And these arrests have lasting impacts far beyond just wasting taxpayer money. Criminal records last. As Americans complete their possession sentences and return to society, it can be nearly impossible to find a job willing to hire an ex-convict.
Cannabis legalization can help. One, by not putting petty offenders behind bars in the first place. And two, by removing the stigma of cannabis consumption. Making it easier for Americans with a marijuana-related criminal record to find jobs.
And if cannabis offenders can get hired, they can more successfully readjust to being productive members of society.
But while we’re on the subject of employment.

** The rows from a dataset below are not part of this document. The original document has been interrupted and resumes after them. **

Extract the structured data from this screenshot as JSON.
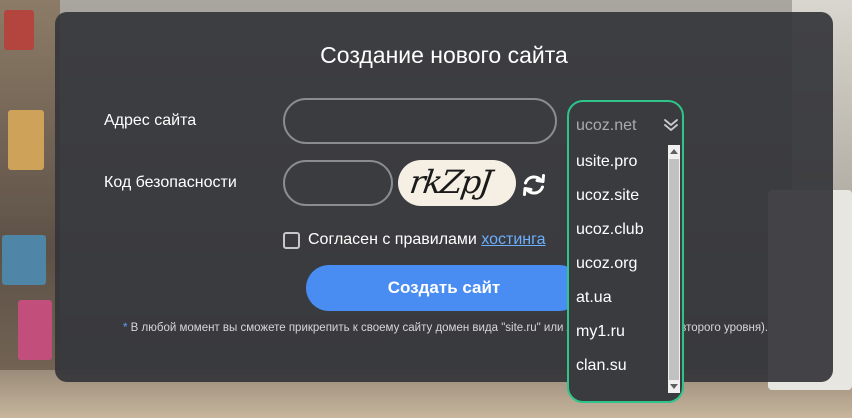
{
  "dialog": {
    "title": "Создание нового сайта",
    "address_label": "Адрес сайта",
    "address_value": "",
    "security_label": "Код безопасности",
    "security_value": "",
    "captcha_text": "rkZpJ",
    "agree_text": "Согласен с правилами ",
    "agree_link": "хостинга",
    "agree_checked": false,
    "create_button": "Создать сайт",
    "note_asterisk": "*",
    "note_text": " В любой момент вы сможете прикрепить к своему сайту домен вида \"site.ru\" или любой другой домен второго уровня)."
  },
  "domain_dropdown": {
    "selected": "ucoz.net",
    "options": [
      "usite.pro",
      "ucoz.site",
      "ucoz.club",
      "ucoz.org",
      "at.ua",
      "my1.ru",
      "clan.su"
    ]
  },
  "icons": {
    "refresh": "refresh-icon",
    "chevron": "chevron-double-down-icon"
  },
  "colors": {
    "accent_blue": "#4a8df2",
    "link_blue": "#6ab0ff",
    "dropdown_border": "#2ec48a",
    "dialog_bg": "#343539"
  }
}
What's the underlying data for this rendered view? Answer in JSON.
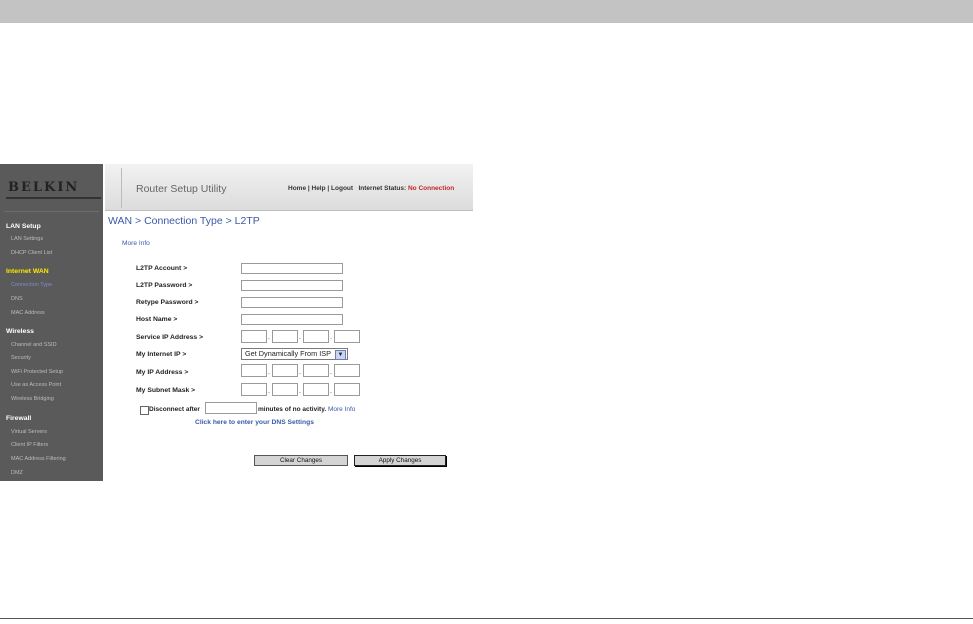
{
  "header": {
    "logo": "BELKIN",
    "app_title": "Router Setup Utility",
    "links": [
      "Home",
      "Help",
      "Logout"
    ],
    "status_label": "Internet Status:",
    "status_value": "No Connection"
  },
  "sidebar": {
    "lan_head": "LAN Setup",
    "lan_items": [
      "LAN Settings",
      "DHCP Client List"
    ],
    "wan_head": "Internet WAN",
    "wan_items": [
      "Connection Type",
      "DNS",
      "MAC Address"
    ],
    "wireless_head": "Wireless",
    "wireless_items": [
      "Channel and SSID",
      "Security",
      "WiFi Protected Setup",
      "Use as Access Point",
      "Wireless Bridging"
    ],
    "firewall_head": "Firewall",
    "firewall_items": [
      "Virtual Servers",
      "Client IP Filters",
      "MAC Address Filtering",
      "DMZ"
    ]
  },
  "main": {
    "title": "WAN > Connection Type > L2TP",
    "more_info": "More Info",
    "fields": {
      "account": "L2TP Account >",
      "password": "L2TP Password >",
      "retype": "Retype Password >",
      "host": "Host Name >",
      "service_ip": "Service IP Address >",
      "internet_ip": "My Internet IP >",
      "my_ip": "My IP Address >",
      "subnet": "My Subnet Mask >"
    },
    "internet_ip_option": "Get Dynamically From ISP",
    "disconnect_label": "Disconnect after",
    "disconnect_suffix": "minutes of no activity.",
    "disconnect_more": "More Info",
    "dns_link": "Click here to enter your DNS Settings",
    "clear_button": "Clear Changes",
    "apply_button": "Apply Changes"
  },
  "colors": {
    "accent": "#3a5aa8",
    "status_red": "#c0262b",
    "sidebar_bg": "#5a5a5a",
    "active_head": "#ffe800"
  }
}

In 2015, the cannabis industry created just over 18,000 full-time jobs in Colorado alone. That number includes positions directly related to the marijuana biz. Like jobs working in dispensaries, cultivating plants, and manufacturing cannabis-infused products.
But cannabis legalization also boosts employment in other industries. Think about it: marijuana has to be grown, processed, packaged, and sold. That’s a lot of work.
Far more than a single, newbie grow house can handle.
Which means more jobs for cannabis-related service providers and vendors. Like:
Not to mention, with legalization comes regulation. Thorough testing is necessary to create safer cannabis for consumers. That means more high-skilled laboratory jobs examining and certifying cannabis.
The verdict is in: cannabis legalization lights up the economy (in more ways than one). It makes money, saves money, creates jobs, and empties jails. I mean, what more could you want?
And as more states move to legalize, we look forward to even more studies and data to illuminate the other benefits of legalization.
Until then though, cannabis science has come a long way. Check out how scientists identified the gene responsible for marijuana flavor. Or take a second to learn about cannabis oil, also known as THC distillate, and its numerous benefits.
But if you’re still not sure about getting involved in the cannabis industry, we can help. Contact us with your questions, so you can jump into the booming cannabis business as soon as possible.
Original Article from UBC News
Scientists at the University of British Columbia have scanned the genome of cannabis plants to find the genes responsible for providing various strains with their fruity, earthy or skunky flavours.
“The goal is to develop well-defined and highly-reproducible cannabis varieties. This is similar to the wine industry, which depends on defined varieties such as chardonnay or merlot for high value products,” said Jörg Bohlmann, a professor in the Michael Smith Laboratories and faculty of forestry at UBC. “Our genomics work can inform breeders of commercial varieties which genes to pay attention to for specific flavour qualities.”
The study was published today in PLOS ONE.